The evidence in totality rules out any possibility of the plaintiff or the third party being at fault.
The event that caused an injury to the plaintiff does not occur unless and until there was negligence on part of someone.
There is a duty of care of defendant towards the plaintiff which he breached.
Distinction between Res Ipsa Loquitor and prima facie
The fundamental difference between Res Ipsa Loquitor and Prima Facie is that the latter just tends to prove if a certain circumstance or event could or not have occurred. There is a distinct lack of conclusiveness and thus is true only till its rebuttal and in any case, it just tends to state that for a given situation there is enough evidence to prove.
Res Ipsa Loquitor states that there is a reasonable chance that the liability lies with the defendant and hence, no further evidence is required to be furnished.
It is to be noted that both the doctrines are rebuttable in the sense that the

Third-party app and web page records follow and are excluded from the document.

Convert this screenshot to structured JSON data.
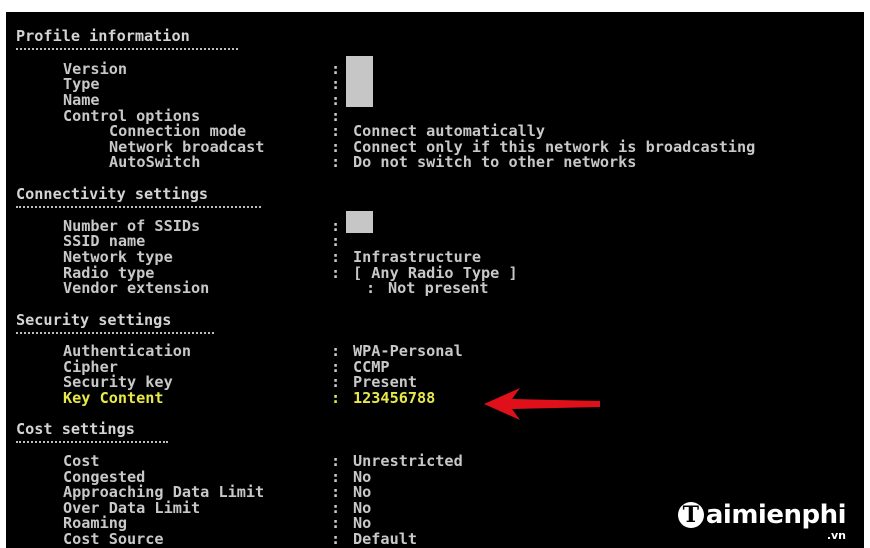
{
  "profile": {
    "title": "Profile information",
    "rows": [
      {
        "label": "Version",
        "sep": ":",
        "value": ""
      },
      {
        "label": "Type",
        "sep": ":",
        "value": ""
      },
      {
        "label": "Name",
        "sep": ":",
        "value": ""
      },
      {
        "label": "Control options",
        "sep": ":",
        "value": ""
      },
      {
        "label": "Connection mode",
        "sep": ":",
        "value": "Connect automatically"
      },
      {
        "label": "Network broadcast",
        "sep": ":",
        "value": "Connect only if this network is broadcasting"
      },
      {
        "label": "AutoSwitch",
        "sep": ":",
        "value": "Do not switch to other networks"
      }
    ]
  },
  "connectivity": {
    "title": "Connectivity settings",
    "rows": [
      {
        "label": "Number of SSIDs",
        "sep": ":",
        "value": ""
      },
      {
        "label": "SSID name",
        "sep": ":",
        "value": ""
      },
      {
        "label": "Network type",
        "sep": ":",
        "value": "Infrastructure"
      },
      {
        "label": "Radio type",
        "sep": ":",
        "value": "[ Any Radio Type ]"
      },
      {
        "label": "Vendor extension",
        "sep": ":",
        "value": "Not present"
      }
    ]
  },
  "security": {
    "title": "Security settings",
    "rows": [
      {
        "label": "Authentication",
        "sep": ":",
        "value": "WPA-Personal"
      },
      {
        "label": "Cipher",
        "sep": ":",
        "value": "CCMP"
      },
      {
        "label": "Security key",
        "sep": ":",
        "value": "Present"
      },
      {
        "label": "Key Content",
        "sep": ":",
        "value": "123456788"
      }
    ]
  },
  "cost": {
    "title": "Cost settings",
    "rows": [
      {
        "label": "Cost",
        "sep": ":",
        "value": "Unrestricted"
      },
      {
        "label": "Congested",
        "sep": ":",
        "value": "No"
      },
      {
        "label": "Approaching Data Limit",
        "sep": ":",
        "value": "No"
      },
      {
        "label": "Over Data Limit",
        "sep": ":",
        "value": "No"
      },
      {
        "label": "Roaming",
        "sep": ":",
        "value": "No"
      },
      {
        "label": "Cost Source",
        "sep": ":",
        "value": "Default"
      }
    ]
  },
  "watermark": {
    "brand": "aimienphi",
    "initial": "T",
    "suffix": ".vn"
  },
  "colors": {
    "background": "#000000",
    "text": "#c8c8c8",
    "highlight": "#e8e84a",
    "arrow": "#e0101a"
  },
  "icons": {
    "pointer": "red-arrow-icon"
  }
}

Hence, the keynote difference between the key doctrines states that while prima facie aims at providing the evidence to prove liability, Res Ipsa Loquitor states that it is reasonable that liability lies with the defendant and hence, no further evidence is required to be furnished. But both the doctrines are rebuttable in the sense that the defendant may prove the case in opposite to the stated evidence and hence negate the applicability of the doctrines.

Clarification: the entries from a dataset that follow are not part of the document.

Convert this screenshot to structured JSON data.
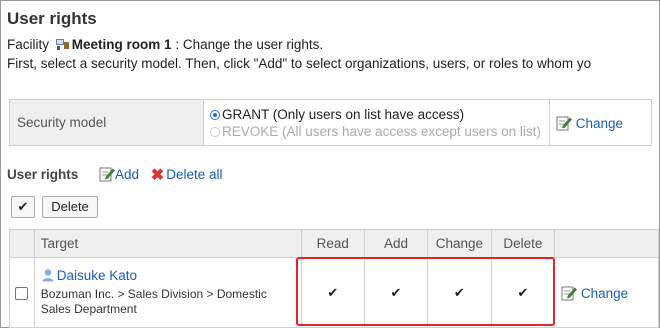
{
  "page": {
    "title": "User rights"
  },
  "facility": {
    "label": "Facility",
    "name": "Meeting room 1",
    "suffix": ": Change the user rights."
  },
  "instructions": "First, select a security model. Then, click \"Add\" to select organizations, users, or roles to whom yo",
  "security_model": {
    "label": "Security model",
    "option_grant": "GRANT (Only users on list have access)",
    "option_revoke": "REVOKE (All users have access except users on list)",
    "selected": "GRANT",
    "change_label": "Change"
  },
  "user_rights": {
    "heading": "User rights",
    "add_label": "Add",
    "delete_all_label": "Delete all",
    "select_all_glyph": "✔",
    "delete_button": "Delete",
    "columns": {
      "target": "Target",
      "read": "Read",
      "add": "Add",
      "change": "Change",
      "delete": "Delete"
    },
    "rows": [
      {
        "user": "Daisuke Kato",
        "organization": "Bozuman Inc. > Sales Division > Domestic Sales Department",
        "read": "✔",
        "add": "✔",
        "change": "✔",
        "delete": "✔",
        "change_label": "Change"
      }
    ]
  },
  "colors": {
    "link": "#1a5fb4",
    "highlight": "#e0262a",
    "header_bg": "#efefef"
  }
}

Res Ipsa Loquitor & Its Essentials
For the element of Res Ipsa Loquitor to be made applicable in any case, the accident should be such as which could not have happened if ordinary course of things had happened without negligence. For instance, a barrel of flour cannot randomly fall on someone’s head if the party is reasonably careful. And also, a Clock tower in the heart of the city will need extra care and if it falls and causes injury to several people, the defendants will but obviously be held liable for the same under this principle. In such cases, direct evidence of proving negligence is not important, but the plaintiff has to establish a prima facie case, either by direct or circumstantial evidence of defendant’s negligence.

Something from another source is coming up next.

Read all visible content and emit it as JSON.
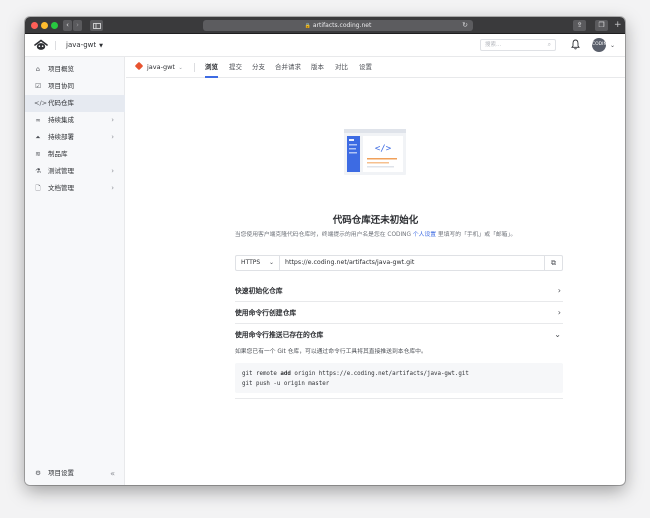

The defendant must have exclusive control
The thing that has caused the damage must be under the direct control of the defendant or his representative. It is not always necessary that all the circumstances are under the defendant’s control, but if the events leading upto the accidents were under the control of others besides the defendant, then the mere happening of the accident is insufficient evidence against the defendant. For instance, if a surgeon at the time of the operation leaves a mop inside the patient’s abdomen, here the doctor had exclusive control over the patient’s health and so, therefore, he would be liable under the principle of Res Ipsa Loquitor.
Freedom from Contributory Negligence
The third essential for the principle is that the plaintiff or any third party did not cause or contribute to the injuries suffered by him. If it is found that the plaintiff or third party contributed to the act that caused damage to the plaintiff, then the principle shall not apply.
Once these elements are established, there is a possibility that courts treat it as a possible assumption of negligence on the part of the defendant. Normally, following this the jury in question presumes that the defendant is liable. The jury, however, is not bound to presume such things. In such cases, the burden of proof is on the defendant that he was not negligent. Thus this principle is rebuttable and if the defendant can successfully rebut the claim of negligence, he will win the case. Otherwise, he shall be made liable.